## Task brief
Please reproduce each line of the data below as it stands.

## Supplied data
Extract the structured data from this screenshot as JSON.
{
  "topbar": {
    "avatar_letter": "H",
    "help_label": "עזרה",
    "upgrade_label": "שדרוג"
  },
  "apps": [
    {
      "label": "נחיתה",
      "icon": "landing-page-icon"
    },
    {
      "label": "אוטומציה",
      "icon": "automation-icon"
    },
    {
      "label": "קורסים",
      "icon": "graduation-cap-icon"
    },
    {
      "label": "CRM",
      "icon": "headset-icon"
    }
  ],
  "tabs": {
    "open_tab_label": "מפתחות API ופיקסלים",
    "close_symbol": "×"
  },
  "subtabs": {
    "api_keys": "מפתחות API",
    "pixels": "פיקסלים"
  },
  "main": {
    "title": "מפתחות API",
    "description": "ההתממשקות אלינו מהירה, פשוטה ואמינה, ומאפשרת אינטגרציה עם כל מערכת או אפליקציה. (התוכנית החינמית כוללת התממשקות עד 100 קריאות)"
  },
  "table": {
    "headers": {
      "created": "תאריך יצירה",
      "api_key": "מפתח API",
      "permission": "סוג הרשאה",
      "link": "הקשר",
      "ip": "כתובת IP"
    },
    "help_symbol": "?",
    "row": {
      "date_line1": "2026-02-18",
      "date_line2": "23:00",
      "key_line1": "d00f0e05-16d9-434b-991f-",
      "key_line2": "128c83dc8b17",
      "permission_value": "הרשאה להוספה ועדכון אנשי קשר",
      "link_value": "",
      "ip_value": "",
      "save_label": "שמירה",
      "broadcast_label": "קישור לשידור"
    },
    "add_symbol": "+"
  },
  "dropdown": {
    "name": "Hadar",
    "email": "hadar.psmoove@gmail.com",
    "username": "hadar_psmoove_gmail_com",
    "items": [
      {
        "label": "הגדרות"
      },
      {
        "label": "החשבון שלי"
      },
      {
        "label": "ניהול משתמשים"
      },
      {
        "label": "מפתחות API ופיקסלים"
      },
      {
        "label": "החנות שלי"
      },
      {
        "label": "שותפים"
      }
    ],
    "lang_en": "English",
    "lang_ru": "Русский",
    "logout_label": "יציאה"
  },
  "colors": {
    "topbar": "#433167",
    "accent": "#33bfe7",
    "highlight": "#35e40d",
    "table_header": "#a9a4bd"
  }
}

## Solution for this task
Extract the structured data from this screenshot as JSON.
{
  "topbar": {
    "avatar_letter": "H",
    "help_label": "עזרה",
    "upgrade_label": "שדרוג"
  },
  "apps": [
    {
      "label": "נחיתה",
      "icon": "landing-page-icon"
    },
    {
      "label": "אוטומציה",
      "icon": "automation-icon"
    },
    {
      "label": "קורסים",
      "icon": "graduation-cap-icon"
    },
    {
      "label": "CRM",
      "icon": "headset-icon"
    }
  ],
  "tabs": {
    "open_tab_label": "מפתחות API ופיקסלים",
    "close_symbol": "×"
  },
  "subtabs": {
    "api_keys": "מפתחות API",
    "pixels": "פיקסלים"
  },
  "main": {
    "title": "מפתחות API",
    "description": "ההתממשקות אלינו מהירה, פשוטה ואמינה, ומאפשרת אינטגרציה עם כל מערכת או אפליקציה. (התוכנית החינמית כוללת התממשקות עד 100 קריאות)"
  },
  "table": {
    "headers": {
      "created": "תאריך יצירה",
      "api_key": "מפתח API",
      "permission": "סוג הרשאה",
      "link": "הקשר",
      "ip": "כתובת IP"
    },
    "help_symbol": "?",
    "row": {
      "date_line1": "2026-02-18",
      "date_line2": "23:00",
      "key_line1": "d00f0e05-16d9-434b-991f-",
      "key_line2": "128c83dc8b17",
      "permission_value": "הרשאה להוספה ועדכון אנשי קשר",
      "link_value": "",
      "ip_value": "",
      "save_label": "שמירה",
      "broadcast_label": "קישור לשידור"
    },
    "add_symbol": "+"
  },
  "dropdown": {
    "name": "Hadar",
    "email": "hadar.psmoove@gmail.com",
    "username": "hadar_psmoove_gmail_com",
    "items": [
      {
        "label": "הגדרות"
      },
      {
        "label": "החשבון שלי"
      },
      {
        "label": "ניהול משתמשים"
      },
      {
        "label": "מפתחות API ופיקסלים"
      },
      {
        "label": "החנות שלי"
      },
      {
        "label": "שותפים"
      }
    ],
    "lang_en": "English",
    "lang_ru": "Русский",
    "logout_label": "יציאה"
  },
  "colors": {
    "topbar": "#433167",
    "accent": "#33bfe7",
    "highlight": "#35e40d",
    "table_header": "#a9a4bd"
  }
}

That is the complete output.